Dr. Stephen McCoy, executive director of “Prisoners of Christ Ministry” in Jacksonville, wrote a letter of acceptance to the parole commissioners, offering Charlie a place in their transition release program upon his parole. Rev. Ken Cooper, a long-time friend and encourager, and founder of “Prisoners of Christ,” has also offered his endorsement and support for Charlie’s release. Prominent Jacksonville businessman and founder of “Operation New Hope,” Kevin Gay, has offered his resources in securing full-time employment for Charlie.
Two events during the last week of 2015 carried over to have significant impact on our lives. Early Christmas morning, 2015, Charlie saved the life of another prisoner in his dorm by stopping another man intent on murder from caving in the skull of the sleeping victim with a heavy pushbroom. Charlie’s actions were recorded by surveillance cameras. He distracted the attacker, effectively halting the assault, and called for help. Charlie’s bravery was acknowledged by prison staff. The incident has been reported by Charlie in the essay, “A Very Un-Merry Christmas In Prison,” published on his blog, “Free Charlie Norman Now” http://www.charlienorman.blogspot.com/. Unfortunately, Charlie was unable to help another young prisoner in his dorm who died of stab wounds as a result of ongoing gang violence. Charlie was conducting legal research in the law library the morning of the stabbing, and only saw the victim being taken to the medical department from a distance.
Four days after the attempted murder, Charlie agreed to provide sworn testimony in a deposition for the Florida Attorney General’s Office, in defense of the FDC in a federal employment discrimination lawsuit. The case involved a rogue prison official at Okaloosa C.I., who had targeted and retaliated against Charlie and Libby from 2012-2014, for Charlie’s prison writings. The employee was eventually fired for fabricating disciplinary reports, making false statements, and stealing stamps and mail. On September 26, 2016, federal judge Robert Hinkle dismissed the case, finding in favor of the FDC. Charlie’s testimony potentially saved the State of Florida a one-two million dollar judgment had the disgruntled former employee prevailed. A significant point — the Florida State Attorney General vouched for Charlie’s veracity over the former employee, and the judge agreed.
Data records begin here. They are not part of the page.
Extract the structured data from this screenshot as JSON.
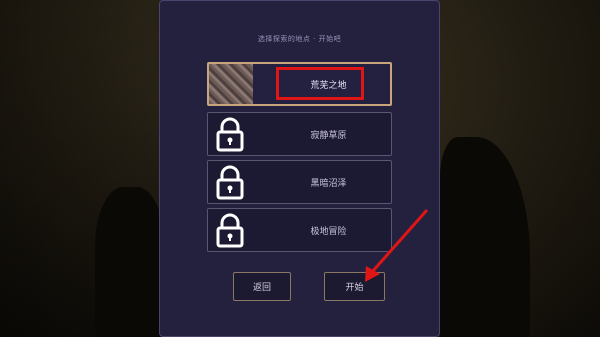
{
  "header": {
    "text": "选择探索的地点 · 开始吧"
  },
  "locations": [
    {
      "label": "荒芜之地",
      "locked": false,
      "selected": true
    },
    {
      "label": "寂静草原",
      "locked": true,
      "selected": false
    },
    {
      "label": "黑暗沼泽",
      "locked": true,
      "selected": false
    },
    {
      "label": "极地冒险",
      "locked": true,
      "selected": false
    }
  ],
  "buttons": {
    "back": "返回",
    "start": "开始"
  },
  "colors": {
    "panel": "#24213f",
    "highlight": "#e01515",
    "selected_border": "#c9a57c"
  }
}
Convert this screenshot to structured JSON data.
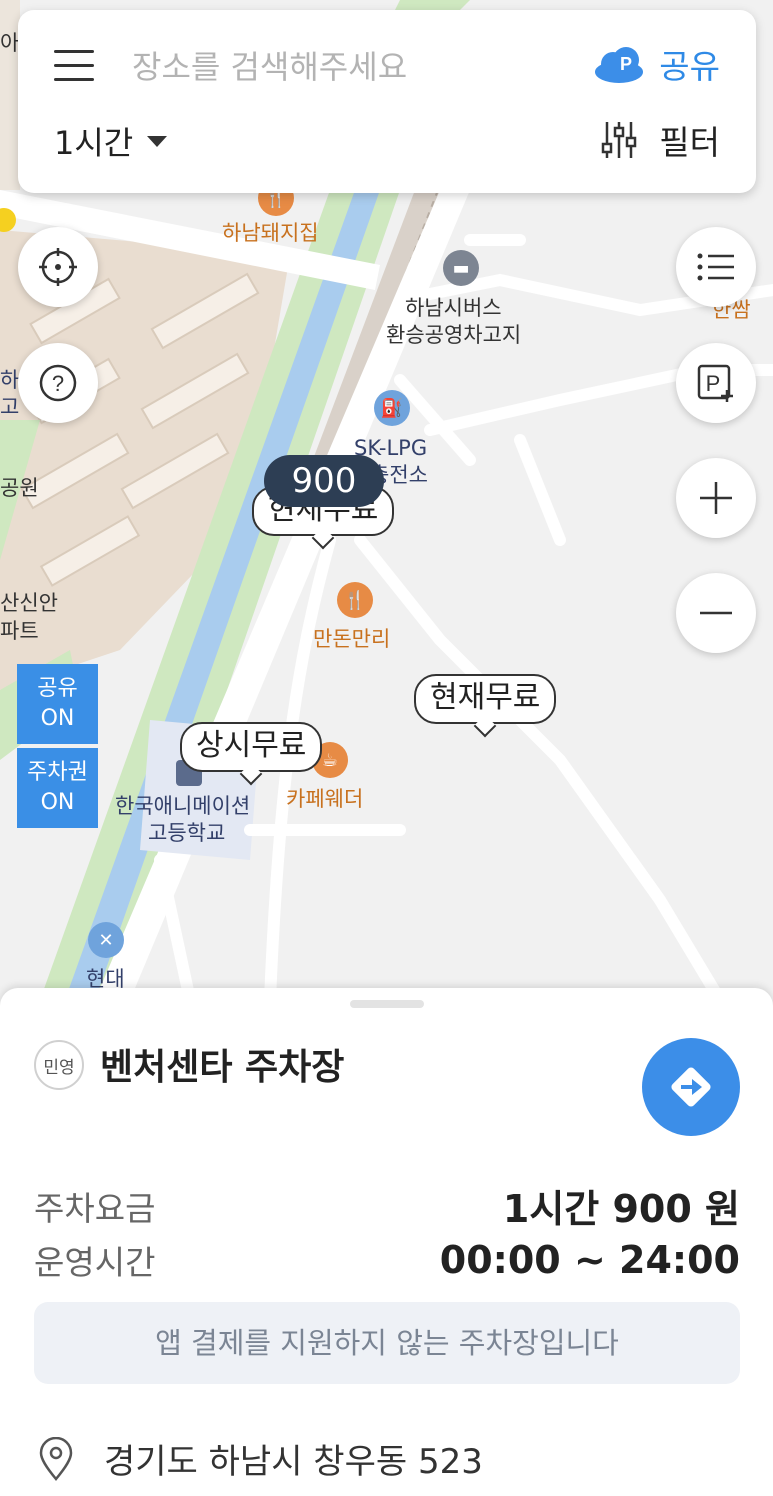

A disappointment resulted from an initially positive action on November 7th when Charlie was moved from the Annex to the newly-reopened work camp, a facility for prisoners whose “custody level” is medium-to-minimum. The work camp houses less than 300 “short-timers” who work outside the fences. Charlie’s custody level was reduced from “close” to “medium” in 2009, and he has been eligible for “minimum” custody for over two years. Being sent to the work camp indicated that authorities did not consider Charlie a risk; however, after arriving at the work camp, another officer reversed the move for unknown reasons and returned Charlie to his previous bunk at the Annex. All that packing up and lugging his stuff in a 2-minute bus ride away, only to be sent back after a few hours of standing around. Charlie’s “good-adjustment” transfer to Putnam C.I. has been approved for over a year, so hopefully, that will happen sooner rather than later.
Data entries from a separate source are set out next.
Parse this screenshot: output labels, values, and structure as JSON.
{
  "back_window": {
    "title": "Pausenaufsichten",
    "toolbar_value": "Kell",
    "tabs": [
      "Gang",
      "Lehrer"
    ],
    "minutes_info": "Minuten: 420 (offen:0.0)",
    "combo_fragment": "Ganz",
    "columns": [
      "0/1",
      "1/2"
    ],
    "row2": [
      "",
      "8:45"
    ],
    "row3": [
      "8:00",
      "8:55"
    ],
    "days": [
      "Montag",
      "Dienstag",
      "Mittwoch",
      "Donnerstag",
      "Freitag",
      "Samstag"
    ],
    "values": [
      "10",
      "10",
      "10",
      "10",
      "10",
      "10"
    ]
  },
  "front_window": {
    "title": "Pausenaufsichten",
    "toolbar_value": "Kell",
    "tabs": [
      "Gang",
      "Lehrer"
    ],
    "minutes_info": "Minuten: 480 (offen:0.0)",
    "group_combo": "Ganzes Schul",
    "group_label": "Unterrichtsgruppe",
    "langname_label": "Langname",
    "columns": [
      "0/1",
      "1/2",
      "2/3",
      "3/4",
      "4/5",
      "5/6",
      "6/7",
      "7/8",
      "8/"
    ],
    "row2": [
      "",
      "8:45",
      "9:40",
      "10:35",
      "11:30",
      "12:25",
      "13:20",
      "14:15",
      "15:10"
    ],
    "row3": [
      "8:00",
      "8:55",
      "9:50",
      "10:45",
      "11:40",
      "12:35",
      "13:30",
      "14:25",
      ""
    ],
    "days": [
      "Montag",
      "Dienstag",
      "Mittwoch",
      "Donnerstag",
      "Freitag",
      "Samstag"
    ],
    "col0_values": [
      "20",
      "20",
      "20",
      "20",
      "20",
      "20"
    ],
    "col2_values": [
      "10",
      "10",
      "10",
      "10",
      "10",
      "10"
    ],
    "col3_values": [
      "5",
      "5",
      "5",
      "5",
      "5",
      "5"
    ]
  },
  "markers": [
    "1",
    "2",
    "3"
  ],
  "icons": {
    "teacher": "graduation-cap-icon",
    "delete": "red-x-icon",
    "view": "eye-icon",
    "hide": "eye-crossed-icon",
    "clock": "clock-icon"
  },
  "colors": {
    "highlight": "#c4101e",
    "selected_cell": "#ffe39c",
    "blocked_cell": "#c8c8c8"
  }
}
As always, we continue to be each others’
rock of strength and support,
and strive to keep our hopes and faith alive
and growing,with the added support
of family and friends who stand by us.
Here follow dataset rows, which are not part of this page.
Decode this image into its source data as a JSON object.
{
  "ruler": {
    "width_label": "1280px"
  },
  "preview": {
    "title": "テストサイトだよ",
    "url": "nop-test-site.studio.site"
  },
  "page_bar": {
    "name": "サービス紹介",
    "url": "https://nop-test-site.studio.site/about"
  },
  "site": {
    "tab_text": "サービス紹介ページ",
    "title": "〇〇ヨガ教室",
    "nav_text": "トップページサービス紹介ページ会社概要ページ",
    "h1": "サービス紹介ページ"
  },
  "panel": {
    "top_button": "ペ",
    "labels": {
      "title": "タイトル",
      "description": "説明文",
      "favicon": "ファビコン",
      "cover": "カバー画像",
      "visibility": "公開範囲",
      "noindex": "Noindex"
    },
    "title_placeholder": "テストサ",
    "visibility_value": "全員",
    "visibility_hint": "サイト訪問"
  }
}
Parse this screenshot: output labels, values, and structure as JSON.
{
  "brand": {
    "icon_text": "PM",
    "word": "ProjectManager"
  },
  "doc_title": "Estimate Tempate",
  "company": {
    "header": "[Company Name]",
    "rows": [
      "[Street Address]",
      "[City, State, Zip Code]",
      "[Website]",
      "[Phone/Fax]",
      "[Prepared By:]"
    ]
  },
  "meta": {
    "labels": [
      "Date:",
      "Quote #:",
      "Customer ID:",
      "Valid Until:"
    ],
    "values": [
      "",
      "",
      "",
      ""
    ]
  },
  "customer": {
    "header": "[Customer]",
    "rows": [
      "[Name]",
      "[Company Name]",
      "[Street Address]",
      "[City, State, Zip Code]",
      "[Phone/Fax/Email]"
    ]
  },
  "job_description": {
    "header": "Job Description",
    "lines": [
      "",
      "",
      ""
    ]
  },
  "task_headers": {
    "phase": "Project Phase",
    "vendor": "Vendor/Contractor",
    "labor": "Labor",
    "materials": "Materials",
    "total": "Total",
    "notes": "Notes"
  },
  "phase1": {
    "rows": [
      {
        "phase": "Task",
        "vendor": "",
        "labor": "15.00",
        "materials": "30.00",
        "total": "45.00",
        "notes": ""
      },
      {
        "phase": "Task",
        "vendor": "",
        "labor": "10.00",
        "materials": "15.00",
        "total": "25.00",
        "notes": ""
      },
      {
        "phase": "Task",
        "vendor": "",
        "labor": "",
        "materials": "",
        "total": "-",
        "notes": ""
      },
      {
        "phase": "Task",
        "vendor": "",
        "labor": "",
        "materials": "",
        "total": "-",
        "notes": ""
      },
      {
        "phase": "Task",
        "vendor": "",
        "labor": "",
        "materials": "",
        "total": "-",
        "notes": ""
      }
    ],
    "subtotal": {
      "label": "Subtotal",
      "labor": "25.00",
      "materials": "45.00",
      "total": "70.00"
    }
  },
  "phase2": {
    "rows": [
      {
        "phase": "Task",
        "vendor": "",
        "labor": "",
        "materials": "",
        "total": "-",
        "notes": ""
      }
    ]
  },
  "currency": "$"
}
We pray that 2017
will be a good year for each of you, too.
God Bless and Keep You,
Libby and Charlie